Problem details> Examine the data line by line and report how many lines include the word "icon", with no additional output.

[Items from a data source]
↓↓↓
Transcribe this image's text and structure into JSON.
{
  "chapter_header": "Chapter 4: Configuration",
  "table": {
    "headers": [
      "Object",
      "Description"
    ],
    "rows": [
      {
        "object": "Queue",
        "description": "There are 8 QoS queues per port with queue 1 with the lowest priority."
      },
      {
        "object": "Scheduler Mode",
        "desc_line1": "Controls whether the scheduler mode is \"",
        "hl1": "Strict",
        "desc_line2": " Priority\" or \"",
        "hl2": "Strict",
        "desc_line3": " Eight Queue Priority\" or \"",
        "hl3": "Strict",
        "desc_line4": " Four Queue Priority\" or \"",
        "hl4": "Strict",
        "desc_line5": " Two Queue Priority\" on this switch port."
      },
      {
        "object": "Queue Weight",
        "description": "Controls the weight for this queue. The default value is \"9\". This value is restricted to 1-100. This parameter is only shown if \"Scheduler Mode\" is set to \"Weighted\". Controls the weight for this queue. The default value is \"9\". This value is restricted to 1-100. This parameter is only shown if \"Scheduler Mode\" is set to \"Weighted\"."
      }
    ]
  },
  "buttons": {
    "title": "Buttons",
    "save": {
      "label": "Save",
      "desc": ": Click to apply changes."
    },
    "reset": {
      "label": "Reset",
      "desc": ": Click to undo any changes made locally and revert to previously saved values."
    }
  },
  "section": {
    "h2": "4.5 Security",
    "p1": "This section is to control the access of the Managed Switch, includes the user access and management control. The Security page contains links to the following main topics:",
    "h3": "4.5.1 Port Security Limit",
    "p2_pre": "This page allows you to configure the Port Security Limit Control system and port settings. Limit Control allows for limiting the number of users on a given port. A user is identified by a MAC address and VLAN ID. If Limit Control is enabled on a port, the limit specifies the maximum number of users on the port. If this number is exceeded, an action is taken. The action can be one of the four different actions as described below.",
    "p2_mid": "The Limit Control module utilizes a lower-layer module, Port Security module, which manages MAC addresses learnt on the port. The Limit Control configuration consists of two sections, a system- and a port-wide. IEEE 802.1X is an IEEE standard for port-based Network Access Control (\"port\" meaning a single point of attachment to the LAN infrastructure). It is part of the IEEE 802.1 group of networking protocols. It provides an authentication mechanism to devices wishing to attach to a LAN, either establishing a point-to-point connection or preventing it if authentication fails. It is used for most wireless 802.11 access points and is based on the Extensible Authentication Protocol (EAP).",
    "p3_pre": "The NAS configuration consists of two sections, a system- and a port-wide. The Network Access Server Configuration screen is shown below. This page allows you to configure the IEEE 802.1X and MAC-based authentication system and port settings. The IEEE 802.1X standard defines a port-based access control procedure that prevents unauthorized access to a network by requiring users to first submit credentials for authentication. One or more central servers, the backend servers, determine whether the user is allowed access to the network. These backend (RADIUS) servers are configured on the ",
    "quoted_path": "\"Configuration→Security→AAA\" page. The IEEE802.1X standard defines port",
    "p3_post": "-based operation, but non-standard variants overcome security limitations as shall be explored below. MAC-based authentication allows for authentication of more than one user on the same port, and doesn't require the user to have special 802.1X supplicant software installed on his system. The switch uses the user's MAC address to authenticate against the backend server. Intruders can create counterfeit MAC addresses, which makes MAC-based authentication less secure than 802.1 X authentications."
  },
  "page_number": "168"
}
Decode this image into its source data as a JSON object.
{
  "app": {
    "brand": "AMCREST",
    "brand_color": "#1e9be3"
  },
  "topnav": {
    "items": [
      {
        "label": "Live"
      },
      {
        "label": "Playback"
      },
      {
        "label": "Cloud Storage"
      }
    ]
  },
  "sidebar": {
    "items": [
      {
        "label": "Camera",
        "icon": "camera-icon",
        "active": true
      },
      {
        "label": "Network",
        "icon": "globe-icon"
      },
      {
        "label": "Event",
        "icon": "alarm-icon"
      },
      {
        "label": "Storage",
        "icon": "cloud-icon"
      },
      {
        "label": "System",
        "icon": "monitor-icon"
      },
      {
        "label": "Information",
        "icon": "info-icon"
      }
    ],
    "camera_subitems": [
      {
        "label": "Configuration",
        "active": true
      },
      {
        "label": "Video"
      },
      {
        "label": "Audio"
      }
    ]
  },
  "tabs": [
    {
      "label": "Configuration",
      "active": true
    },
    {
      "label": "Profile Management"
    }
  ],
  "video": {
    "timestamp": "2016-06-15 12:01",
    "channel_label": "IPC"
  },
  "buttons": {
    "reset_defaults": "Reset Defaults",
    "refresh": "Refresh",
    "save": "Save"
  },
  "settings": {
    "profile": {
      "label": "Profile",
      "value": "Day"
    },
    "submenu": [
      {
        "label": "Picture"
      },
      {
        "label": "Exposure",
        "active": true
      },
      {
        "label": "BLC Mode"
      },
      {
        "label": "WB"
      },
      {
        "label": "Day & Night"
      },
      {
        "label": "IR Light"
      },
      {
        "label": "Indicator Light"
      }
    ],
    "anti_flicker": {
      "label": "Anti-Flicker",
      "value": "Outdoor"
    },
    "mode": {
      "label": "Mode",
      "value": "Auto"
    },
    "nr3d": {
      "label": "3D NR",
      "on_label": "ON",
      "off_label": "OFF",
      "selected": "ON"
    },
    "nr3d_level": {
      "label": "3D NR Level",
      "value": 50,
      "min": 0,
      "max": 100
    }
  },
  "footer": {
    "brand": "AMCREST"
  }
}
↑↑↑
Your solution> 6